I've always been a bit of an agnostic when it came to global warming, choosing to go along with the cause if not the reasons, because of important parallel considerations such as finite resources, nervous geopolitics, and other negative externalities. This book only strengthens my contrarian position: "Cool It: The Skeptical Environmentalist's Guide to Global Warming." While agreeing that global warming is in part man-made, the author makes the following compelling arguments:
* Much of the publicity has been sensational, alarmist, and in some cases false: good policy is hard to come by when a dire tone can said to trump all other concerns, and heart-tugging images like stranded polar bears misrepresents the fact that the polar bear populations that are struggling are those in places that are getting colder and in fact the majority are blossoming because they live in places that are getting warmer.

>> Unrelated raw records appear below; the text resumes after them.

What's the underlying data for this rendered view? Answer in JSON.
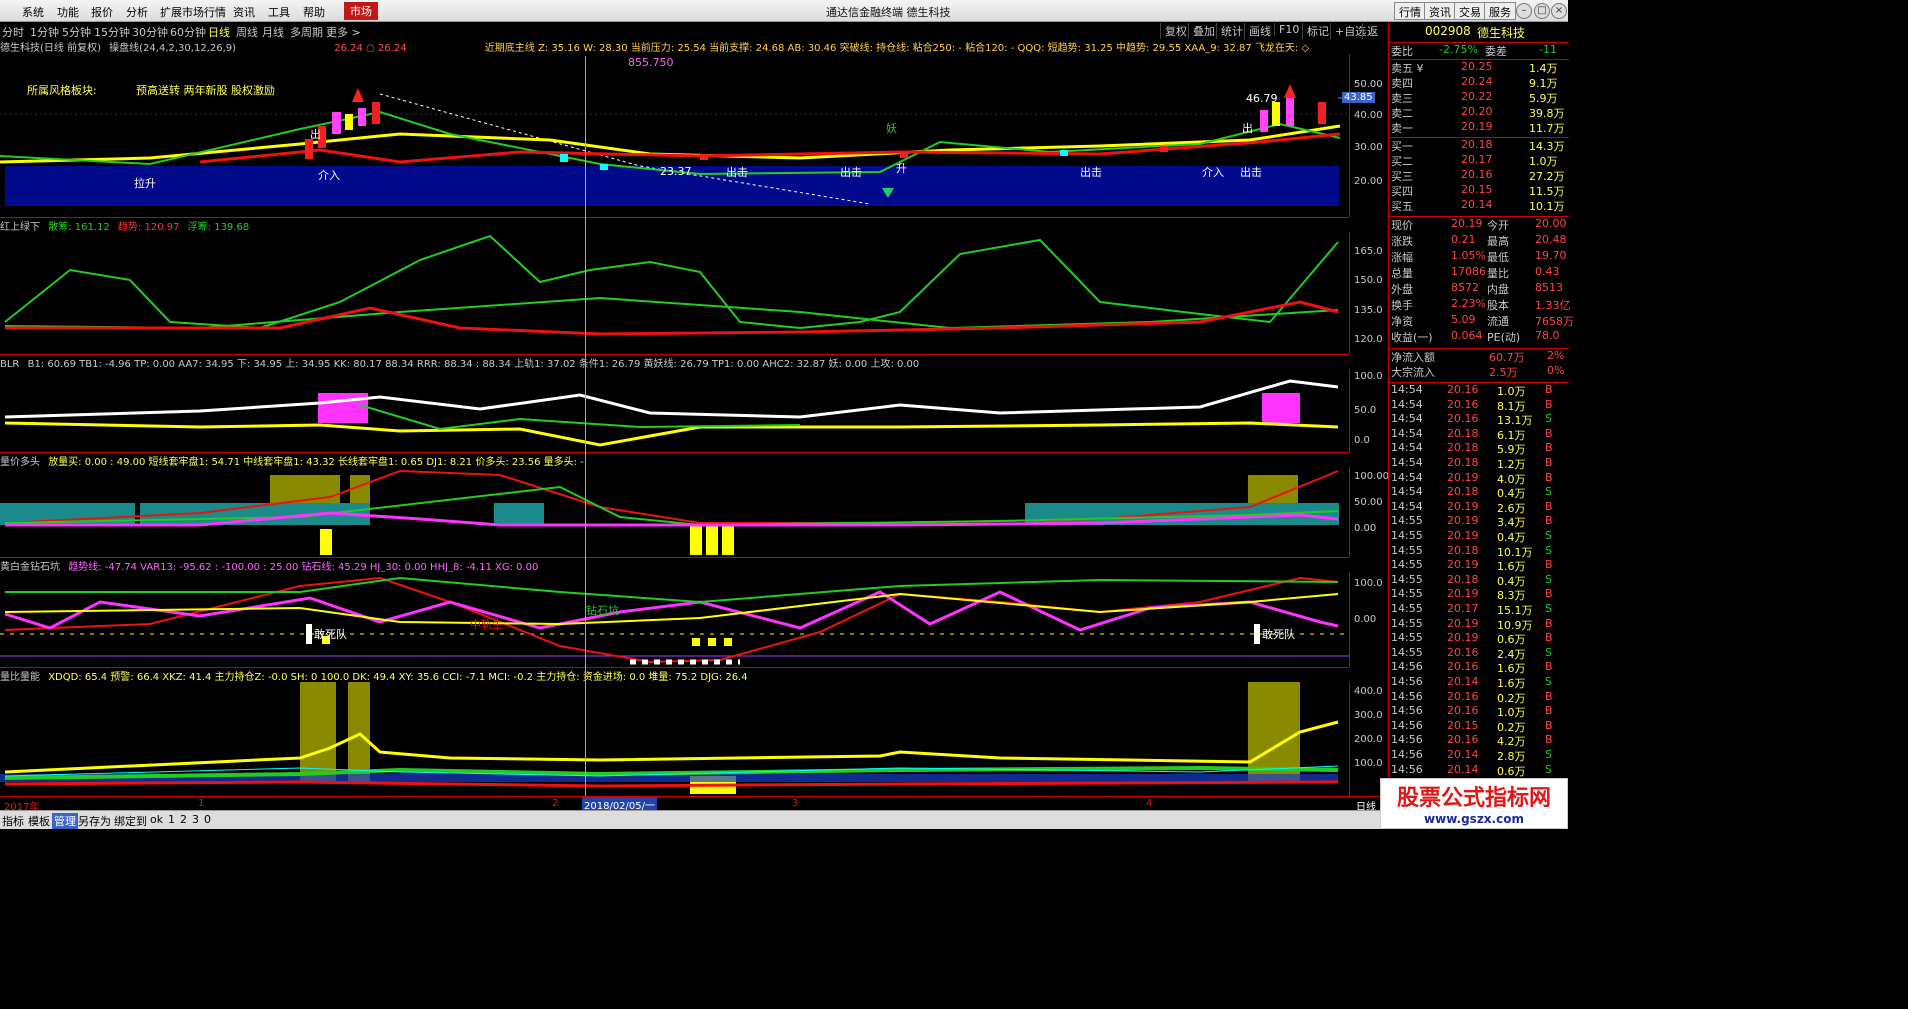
{
  "menu": [
    "系统",
    "功能",
    "报价",
    "分析",
    "扩展市场行情",
    "资讯",
    "工具",
    "帮助"
  ],
  "market_tab": "市场",
  "app_title": "通达信金融终端  德生科技",
  "top_right": [
    "行情",
    "资讯",
    "交易",
    "服务"
  ],
  "periods": [
    "分时",
    "1分钟",
    "5分钟",
    "15分钟",
    "30分钟",
    "60分钟",
    "日线",
    "周线",
    "月线",
    "多周期",
    "更多 >"
  ],
  "active_period": "日线",
  "toolbar_right": [
    "复权",
    "叠加",
    "统计",
    "画线",
    "F10",
    "标记",
    "+自选",
    "返回"
  ],
  "pane1": {
    "title": "德生科技(日线 前复权)",
    "indicator": "操盘线(24,4,2,30,12,26,9)",
    "vals": "26.24 ○ 26.24",
    "right": "近期底主线   Z: 35.16  W: 28.30   当前压力: 25.54  当前支撑: 24.68  AB: 30.46  突破线:   持仓线:   粘合250: -  粘合120: -  QQQ:   短趋势: 31.25  中趋势: 29.55   XAA_9: 32.87  飞龙在天: ◇",
    "note_a": "所属风格板块:",
    "note_b": "预高送转 两年新股 股权激励",
    "high_label": "855.750",
    "price_tag": "43.85",
    "peak_label": "46.79",
    "low_label": "23.37",
    "labels": {
      "lashen": "拉升",
      "jieru1": "介入",
      "chuji1": "出击",
      "chuji2": "出击",
      "chuji3": "出击",
      "jieru2": "介入",
      "chuji4": "出击",
      "sheng": "升",
      "yao": "妖",
      "chu1": "出",
      "chu2": "出"
    },
    "yticks": [
      "50.00",
      "40.00",
      "30.00",
      "20.00"
    ]
  },
  "pane2": {
    "name": "红上绿下",
    "f1": "散筹: 161.12",
    "f2": "趋势: 120.97",
    "f3": "浮筹: 139.68",
    "yticks": [
      "165.0",
      "150.0",
      "135.0",
      "120.0"
    ]
  },
  "pane3": {
    "name": "BLR",
    "text": "B1: 60.69  TB1: -4.96  TP: 0.00  AA7: 34.95    下: 34.95  上: 34.95    KK: 80.17    88.34  RRR: 88.34 : 88.34    上轨1: 37.02  条件1: 26.79  黄妖线: 26.79  TP1: 0.00    AHC2: 32.87  妖: 0.00    上攻: 0.00",
    "yticks": [
      "100.0",
      "50.0",
      "0.0"
    ]
  },
  "pane4": {
    "name": "量价多头",
    "text": "放量买: 0.00 : 49.00    短线套牢盘1: 54.71  中线套牢盘1: 43.32  长线套牢盘1: 0.65   DJ1: 8.21  价多头: 23.56  量多头: -",
    "yticks": [
      "100.00",
      "50.00",
      "0.00"
    ]
  },
  "pane5": {
    "name": "黄白金钻石坑",
    "text": "趋势线: -47.74  VAR13: -95.62  : -100.00  : 25.00  钻石线: 45.29     HJ_30: 0.00      HHJ_8: -4.11   XG: 0.00",
    "label_a": "敢死队",
    "label_b": "敢死队",
    "label_c": "钻石坑",
    "label_d": "中轨生",
    "yticks": [
      "100.0",
      "0.00"
    ]
  },
  "pane6": {
    "name": "量比量能",
    "text": "XDQD: 65.4  预警: 66.4  XKZ: 41.4  主力持仓Z: -0.0   SH: 0  100.0  DK: 49.4  XY: 35.6  CCI: -7.1  MCI: -0.2   主力持仓:  资金进场: 0.0       堆量: 75.2   DJG: 26.4",
    "yticks": [
      "400.0",
      "300.0",
      "200.0",
      "100.0"
    ]
  },
  "dates": {
    "d0": "2017年",
    "d1": "1",
    "d2": "2",
    "cursor": "2018/02/05/一",
    "d3": "3",
    "d4": "4",
    "unit": "日线"
  },
  "quote": {
    "code": "002908",
    "name": "德生科技",
    "weibi_l": "委比",
    "weibi_v": "-2.75%",
    "weicha_l": "委差",
    "weicha_v": "-11",
    "asks": [
      [
        "卖五 ¥",
        "20.25",
        "1.4万"
      ],
      [
        "卖四",
        "20.24",
        "9.1万"
      ],
      [
        "卖三",
        "20.22",
        "5.9万"
      ],
      [
        "卖二",
        "20.20",
        "39.8万"
      ],
      [
        "卖一",
        "20.19",
        "11.7万"
      ]
    ],
    "bids": [
      [
        "买一",
        "20.18",
        "14.3万"
      ],
      [
        "买二",
        "20.17",
        "1.0万"
      ],
      [
        "买三",
        "20.16",
        "27.2万"
      ],
      [
        "买四",
        "20.15",
        "11.5万"
      ],
      [
        "买五",
        "20.14",
        "10.1万"
      ]
    ],
    "stats": [
      [
        "现价",
        "20.19",
        "今开",
        "20.00"
      ],
      [
        "涨跌",
        "0.21",
        "最高",
        "20.48"
      ],
      [
        "涨幅",
        "1.05%",
        "最低",
        "19.70"
      ],
      [
        "总量",
        "17086",
        "量比",
        "0.43"
      ],
      [
        "外盘",
        "8572",
        "内盘",
        "8513"
      ],
      [
        "换手",
        "2.23%",
        "股本",
        "1.33亿"
      ],
      [
        "净资",
        "5.09",
        "流通",
        "7658万"
      ],
      [
        "收益(一)",
        "0.064",
        "PE(动)",
        "78.0"
      ]
    ],
    "flow": [
      [
        "净流入额",
        "60.7万",
        "2%"
      ],
      [
        "大宗流入",
        "2.5万",
        "0%"
      ]
    ]
  },
  "ticks": [
    [
      "14:54",
      "20.16",
      "1.0万",
      "B"
    ],
    [
      "14:54",
      "20.16",
      "8.1万",
      "B"
    ],
    [
      "14:54",
      "20.16",
      "13.1万",
      "S"
    ],
    [
      "14:54",
      "20.18",
      "6.1万",
      "B"
    ],
    [
      "14:54",
      "20.18",
      "5.9万",
      "B"
    ],
    [
      "14:54",
      "20.18",
      "1.2万",
      "B"
    ],
    [
      "14:54",
      "20.19",
      "4.0万",
      "B"
    ],
    [
      "14:54",
      "20.18",
      "0.4万",
      "S"
    ],
    [
      "14:54",
      "20.19",
      "2.6万",
      "B"
    ],
    [
      "14:55",
      "20.19",
      "3.4万",
      "B"
    ],
    [
      "14:55",
      "20.19",
      "0.4万",
      "S"
    ],
    [
      "14:55",
      "20.18",
      "10.1万",
      "S"
    ],
    [
      "14:55",
      "20.19",
      "1.6万",
      "B"
    ],
    [
      "14:55",
      "20.18",
      "0.4万",
      "S"
    ],
    [
      "14:55",
      "20.19",
      "8.3万",
      "B"
    ],
    [
      "14:55",
      "20.17",
      "15.1万",
      "S"
    ],
    [
      "14:55",
      "20.19",
      "10.9万",
      "B"
    ],
    [
      "14:55",
      "20.19",
      "0.6万",
      "B"
    ],
    [
      "14:55",
      "20.16",
      "2.4万",
      "S"
    ],
    [
      "14:56",
      "20.16",
      "1.6万",
      "B"
    ],
    [
      "14:56",
      "20.14",
      "1.6万",
      "S"
    ],
    [
      "14:56",
      "20.16",
      "0.2万",
      "B"
    ],
    [
      "14:56",
      "20.16",
      "1.0万",
      "B"
    ],
    [
      "14:56",
      "20.15",
      "0.2万",
      "B"
    ],
    [
      "14:56",
      "20.16",
      "4.2万",
      "B"
    ],
    [
      "14:56",
      "20.14",
      "2.8万",
      "S"
    ],
    [
      "14:56",
      "20.14",
      "0.6万",
      "S"
    ]
  ],
  "bottom": [
    "指标",
    "模板",
    "管理",
    "另存为",
    "绑定到",
    "ok",
    "1",
    "2",
    "3",
    "0"
  ],
  "watermark": {
    "line1": "股票公式指标网",
    "line2": "www.gszx.com"
  }
}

* Any negative effects associated with warmer high temps will be more than offset by positive effects associated with warmer low temps: any increase in deaths due to higher highs will be more than made up for large decreases in deaths due to higher lows.
* Only the most herculean efforts to reverse climate change will have even minor effects: billions upon billions of dollars can be spent on the kinds of things required in Kyoto I and Kyoto II, but they may only lower temps by fractions of one degree and/or forestall warming by a year or two over the next century.
* Those efforts are vastly costlier when compared to other things we can be spending our time and money on to improve the quality of life for billions of humans today: for vastly less, we can improve the plight of billions in the present, and in doing so elevate personal and national incomes today so that we can better adapt to a warmer world tomorrow.
Do we need to take global warming seriously? Absolutely; if anything, the author's complaint with today's debate is that it deflects us from properly prioritizing our scarce resources towards the best uses. Let's be mindful of the environment, yes; but let's be mindful of it in ways that do the greatest good for the greatest number, both today and tomorrow.